Baltimore County Maryland
The weed in the photo looks like Hairy Bittercress, a very common winter annual. Such plants germinate in the cool weather of autumn and persist through the winter, resuming growth in spring when they flower and set seed. (This can also happen during winter in mild weather.) After producing seed, and with the warmth of late spring, the plants die. Control of future seed germination needs to occur in late summer or autumn; for now, the focus is on preventing the plants from setting seed to reduce the seed bank that is built up. Here is more information on this plant: https://extension.umd.edu/hgic/topics/hairy-bittercress If there are no desirable plants currently in this garden bed, smothering the weeds by blocking their light is probably the simplest, lowest-impact approach. You can use a thick mulch layer (like wood chips) or a barrier like landscape fabric (which is removed upon planting).
For the Creeping Charlie (a.k.a. Ground Ivy), control may take more steps. As a perennial which also roots as it creeps, it is more challenging to remove due to its more extensive resources and stored energy. If repeated vigilant removal or smothering isn't effective, resorting to targeted use of systemic herbicides may be the most direct way to gain the upper hand. https://extension.umd.edu/hgic/topics/ground-ivy

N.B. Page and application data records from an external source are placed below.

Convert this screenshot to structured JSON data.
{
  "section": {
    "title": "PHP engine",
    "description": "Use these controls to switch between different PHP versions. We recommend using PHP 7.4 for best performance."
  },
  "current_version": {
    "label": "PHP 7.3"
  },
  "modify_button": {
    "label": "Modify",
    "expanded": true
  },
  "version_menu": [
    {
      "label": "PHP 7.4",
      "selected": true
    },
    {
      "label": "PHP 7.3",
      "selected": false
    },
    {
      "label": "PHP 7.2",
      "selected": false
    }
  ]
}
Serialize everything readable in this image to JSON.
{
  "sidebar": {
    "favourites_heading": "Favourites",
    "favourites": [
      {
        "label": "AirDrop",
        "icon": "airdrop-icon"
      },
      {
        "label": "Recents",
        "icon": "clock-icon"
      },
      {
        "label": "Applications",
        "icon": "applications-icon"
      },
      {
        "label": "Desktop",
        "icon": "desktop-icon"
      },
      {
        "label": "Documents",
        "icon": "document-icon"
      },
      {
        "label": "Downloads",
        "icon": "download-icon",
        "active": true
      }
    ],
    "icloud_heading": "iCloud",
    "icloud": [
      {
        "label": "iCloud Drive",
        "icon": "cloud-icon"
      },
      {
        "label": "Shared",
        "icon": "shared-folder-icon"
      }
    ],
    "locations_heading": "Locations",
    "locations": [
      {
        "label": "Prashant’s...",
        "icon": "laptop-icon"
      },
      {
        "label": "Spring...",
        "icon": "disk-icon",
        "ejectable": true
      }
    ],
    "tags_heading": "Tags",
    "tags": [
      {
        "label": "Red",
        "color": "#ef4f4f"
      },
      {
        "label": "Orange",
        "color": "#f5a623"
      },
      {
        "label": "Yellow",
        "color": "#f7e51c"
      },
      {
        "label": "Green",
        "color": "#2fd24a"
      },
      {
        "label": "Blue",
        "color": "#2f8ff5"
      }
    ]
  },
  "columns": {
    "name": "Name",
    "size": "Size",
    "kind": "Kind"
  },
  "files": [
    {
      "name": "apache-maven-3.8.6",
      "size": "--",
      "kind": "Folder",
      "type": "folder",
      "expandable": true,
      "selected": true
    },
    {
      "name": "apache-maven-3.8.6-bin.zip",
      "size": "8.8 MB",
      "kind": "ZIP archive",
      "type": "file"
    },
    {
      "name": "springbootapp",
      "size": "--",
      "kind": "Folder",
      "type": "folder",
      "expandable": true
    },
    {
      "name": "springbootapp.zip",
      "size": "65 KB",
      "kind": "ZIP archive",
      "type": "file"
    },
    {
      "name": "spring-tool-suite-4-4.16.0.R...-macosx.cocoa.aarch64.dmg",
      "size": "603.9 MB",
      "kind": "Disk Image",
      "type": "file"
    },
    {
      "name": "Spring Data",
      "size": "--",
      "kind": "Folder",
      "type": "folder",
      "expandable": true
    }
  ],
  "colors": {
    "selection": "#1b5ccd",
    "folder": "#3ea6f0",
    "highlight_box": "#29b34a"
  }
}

If these weeds are problematic among desirable plants which cannot be covered and are at risk of spray damage, physical removal is the best choice. Though tedious, preventing seed-set and continually removing runners will deprive the seed bank and the remaining plant tissues of reserves that will contribute to future problems. Eventually, as surrounding desirable growth helps to cover exposed soil, weeds will be less successful at infiltrating the garden.